Children and Wild Water

"The child, making use of all that he finds around him, 
shapes himself for the future."
Maria Montessori

I led seven of Chickadee's older children and two mothers on a Columbia Gorge adventure on Friday.   It was splendid - Latourell Falls, Wahkeena Falls, and Oneonta Gorge - an outing I have done every summer for many years now. Each time it feels like a miracle.

And then I left for a week-end writing workshop on "Earth Verse" with Kim Stafford at the Sitka Center for Arts and Ecology, a birthday gift from my daughter Eloika.   I felt utterly humbled sitting in that group, and yet words flowed onto my paper. And sure enough, my heart, imagination, and writings were full of children, water, rocks, and light.

So here today I have gathered some few photos from Friday, and two of my rough verses, written for myself, and now apparently for you, shared in the innocent spirit of the children who inform my life.

Latourell Falls

We began with Latourell Falls, the western-most falls in the Gorge.  First we walked down the trail, getting up close and personal with the plunging falls and the rushing water.  The kids scrambled over rocks at the edge of the creek until the spray was blasting us and I said, go no further.
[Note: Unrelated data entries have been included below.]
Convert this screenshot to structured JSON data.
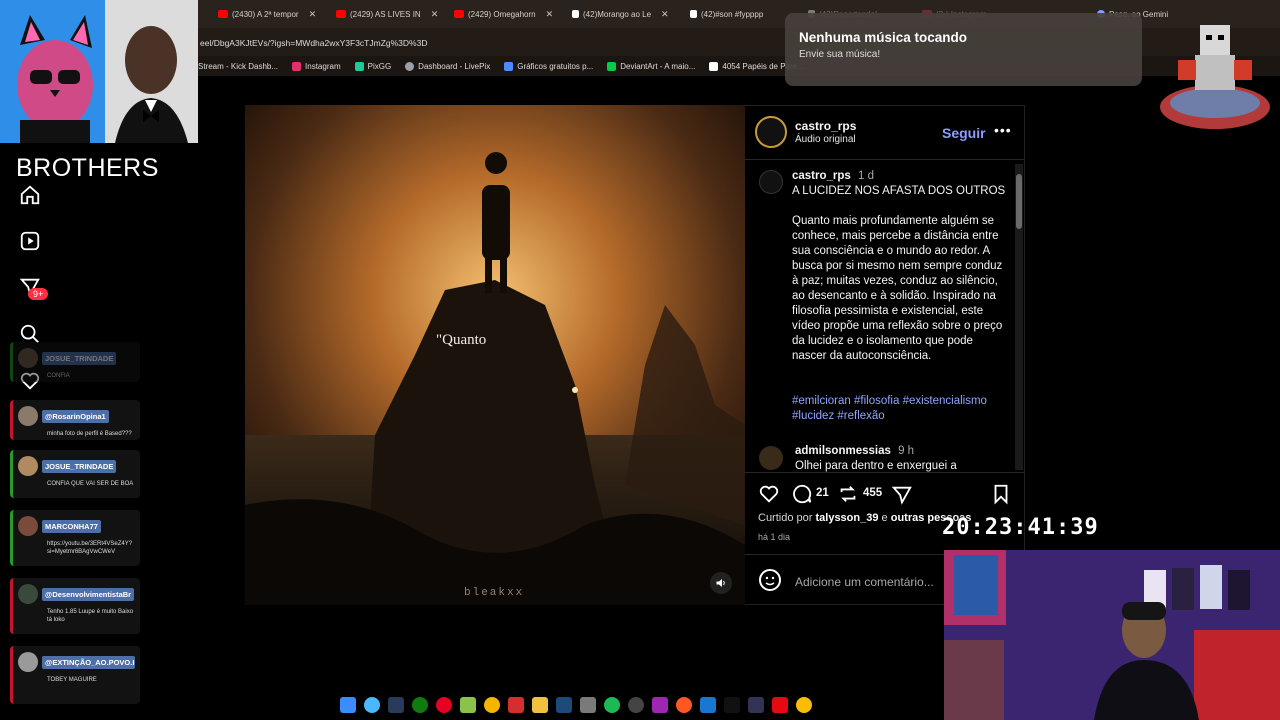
{
  "browser": {
    "tabs": [
      {
        "label": "(2430) A 2ª tempor",
        "color": "#ff0000"
      },
      {
        "label": "(2429) AS LIVES IN",
        "color": "#ff0000"
      },
      {
        "label": "(2429) Omegahorn",
        "color": "#ff0000"
      },
      {
        "label": "(42)Morango ao Le",
        "color": "#ffffff"
      },
      {
        "label": "(42)#son #fypppp",
        "color": "#ffffff"
      },
      {
        "label": "(42)Reportando!",
        "color": "#ffffff"
      },
      {
        "label": "(2•) Instagram",
        "color": "#e1306c"
      }
    ],
    "gemini_label": "Pesq. ao Gemini",
    "url": "eel/DbgA3KJtEVs/?igsh=MWdha2wxY3F3cTJmZg%3D%3D",
    "bookmarks": [
      {
        "label": "Stream - Kick Dashb...",
        "color": "#53fc18"
      },
      {
        "label": "Instagram",
        "color": "#e1306c"
      },
      {
        "label": "PixGG",
        "color": "#20c997"
      },
      {
        "label": "Dashboard - LivePix",
        "color": "#9aa0a6"
      },
      {
        "label": "Gráficos gratuitos p...",
        "color": "#4a8cff"
      },
      {
        "label": "DeviantArt - A maio...",
        "color": "#05cc47"
      },
      {
        "label": "4054 Papéis de Pare...",
        "color": "#ffffff"
      }
    ]
  },
  "overlay": {
    "title": "BROTHERS",
    "notif_count": "9+",
    "chat": [
      {
        "user": "JOSUE_TRINDADE",
        "msg": "CONFIA",
        "style": "green"
      },
      {
        "user": "@RosarinOpina1",
        "msg": "minha foto de perfil é Based???",
        "style": "red"
      },
      {
        "user": "JOSUE_TRINDADE",
        "msg": "CONFIA QUE VAI SER DE BOA",
        "style": "green"
      },
      {
        "user": "MARCONHA77",
        "msg": "https://youtu.be/3ERt4VSeZ4Y?si=Myetmr6BAgVwCWeV",
        "style": "green"
      },
      {
        "user": "@DesenvolvimentistaBr",
        "msg": "Tenho 1.85 Luupe é muito Baixo tá loko",
        "style": "red"
      },
      {
        "user": "@EXTINÇÃO_AO.POVO.I",
        "msg": "TOBEY MAGUIRE",
        "style": "red"
      }
    ],
    "clock": "20:23:41:39"
  },
  "notification": {
    "title": "Nenhuma música tocando",
    "subtitle": "Envie sua música!"
  },
  "post": {
    "caption_overlay": "\"Quanto",
    "watermark": "bleakxx",
    "username": "castro_rps",
    "audio": "Áudio original",
    "follow": "Seguir",
    "caption_user": "castro_rps",
    "caption_time": "1 d",
    "caption_title": "A LUCIDEZ NOS AFASTA DOS OUTROS",
    "caption_body": "Quanto mais profundamente alguém se conhece, mais percebe a distância entre sua consciência e o mundo ao redor. A busca por si mesmo nem sempre conduz à paz; muitas vezes, conduz ao silêncio, ao desencanto e à solidão. Inspirado na filosofia pessimista e existencial, este vídeo propõe uma reflexão sobre o preço da lucidez e o isolamento que pode nascer da autoconsciência.",
    "hashtags": "#emilcioran #filosofia #existencialismo #lucidez #reflexão",
    "comment_user": "admilsonmessias",
    "comment_time": "9 h",
    "comment_text": "Olhei para dentro e enxerguei a",
    "comments_count": "21",
    "reposts_count": "455",
    "liked_prefix": "Curtido por",
    "liked_user": "talysson_39",
    "liked_and": "e",
    "liked_others": "outras pessoas",
    "time_ago": "há 1 dia",
    "comment_placeholder": "Adicione um comentário..."
  }
}
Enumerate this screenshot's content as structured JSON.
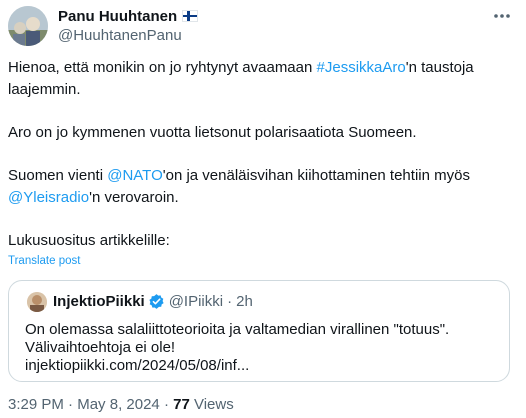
{
  "author": {
    "name": "Panu Huuhtanen",
    "handle": "@HuuhtanenPanu",
    "flag_icon": "finland-flag-icon"
  },
  "tweet": {
    "line1_pre": "Hienoa, että monikin on jo ryhtynyt avaamaan ",
    "line1_hashtag": "#JessikkaAro",
    "line1_post": "'n taustoja",
    "line2": "laajemmin.",
    "line3": "Aro on jo kymmenen vuotta lietsonut polarisaatiota Suomeen.",
    "line4_pre": "Suomen vienti ",
    "line4_mention": "@NATO",
    "line4_post": "'on ja venäläisvihan kiihottaminen tehtiin myös",
    "line5_mention": "@Yleisradio",
    "line5_post": "'n verovaroin.",
    "line6": "Lukusuositus artikkelille:",
    "translate": "Translate post"
  },
  "quote": {
    "name": "InjektioPiikki",
    "handle": "@IPiikki",
    "separator": "·",
    "time": "2h",
    "line1": "On olemassa salaliittoteorioita ja valtamedian virallinen \"totuus\".",
    "line2": "Välivaihtoehtoja ei ole!",
    "line3": "injektiopiikki.com/2024/05/08/inf..."
  },
  "meta": {
    "time": "3:29 PM",
    "sep1": "·",
    "date": "May 8, 2024",
    "sep2": "·",
    "views_count": "77",
    "views_label": "Views"
  },
  "colors": {
    "link": "#1d9bf0",
    "secondary": "#536471",
    "border": "#cfd9de",
    "verified": "#1d9bf0"
  }
}
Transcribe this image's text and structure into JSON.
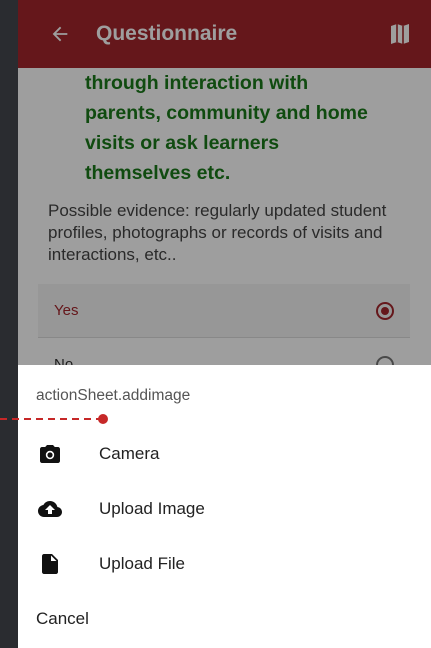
{
  "header": {
    "title": "Questionnaire",
    "back_icon": "arrow-left-icon",
    "map_icon": "map-icon",
    "color": "#a4262c"
  },
  "question": {
    "lines": [
      "through interaction with",
      "parents, community and home",
      "visits or ask learners",
      "themselves etc."
    ],
    "color": "#1a7a1a"
  },
  "evidence": {
    "text": "Possible evidence: regularly updated student profiles, photographs or records of visits and interactions, etc.."
  },
  "options": [
    {
      "label": "Yes",
      "selected": true
    },
    {
      "label": "No",
      "selected": false
    }
  ],
  "action_sheet": {
    "title": "actionSheet.addimage",
    "items": [
      {
        "label": "Camera",
        "icon": "camera-icon"
      },
      {
        "label": "Upload Image",
        "icon": "cloud-upload-icon"
      },
      {
        "label": "Upload File",
        "icon": "file-icon"
      }
    ],
    "cancel": "Cancel"
  },
  "annotation_color": "#c62828"
}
Then we hiked up the curving trail which climbs above the top of the falls.

With Children at a Waterfall

Slip inside the water, I tell them.
Let your eyes follow it as it falls.
When it hits the pool, stay with it.
Become spray.
Bring mist to the hillside, glistening yellow flowers.
Flow and tumble over rocks.
Move, swirl, dance, down, down.

Within water lies the great mystery.
Never created.
Never dying.
Lying hidden.
Flowing open.
Free of clinging.
Connecting us all.
Slip inside the water and be free.

Oneonta Gorge

We stopped at Wahkeena Falls for a comfortable picnic lunch, but could not give this cascading falls the time it deserves as a wonder of its own. We needed to move on to Oneonta Gorge, a side chasm that opens into the larger Columbia Gorge. (For those who know Oneonta, I don't climb the logjam with these kids, leaving that challenging adventure for children with their parents.) We stayed in the lower part of Oneonta Creek, still running wide, clear, and cold in late July, with towering green walls on either side, an utterly pure adventure and experience for these young children.


Rocks sing under over.
Water moves ever on.
Secret voices speak story.
Loud voices call delight.
Trout swim silent witness.
Salamander snaps moving food.
Sun tracks eastern cliff.
Shadows cloak western wall.
Where is time held?
Gorge follows different master.

Kim Stafford used some lines from a Leonard Cohen poem to set the tone for our workshop.   They rose up in my mind, ringing loud, as I finished this blog post.

Ring the bells that still can ring.
Forget your perfect offering.
There's a crack in everything.
That's how the light gets in.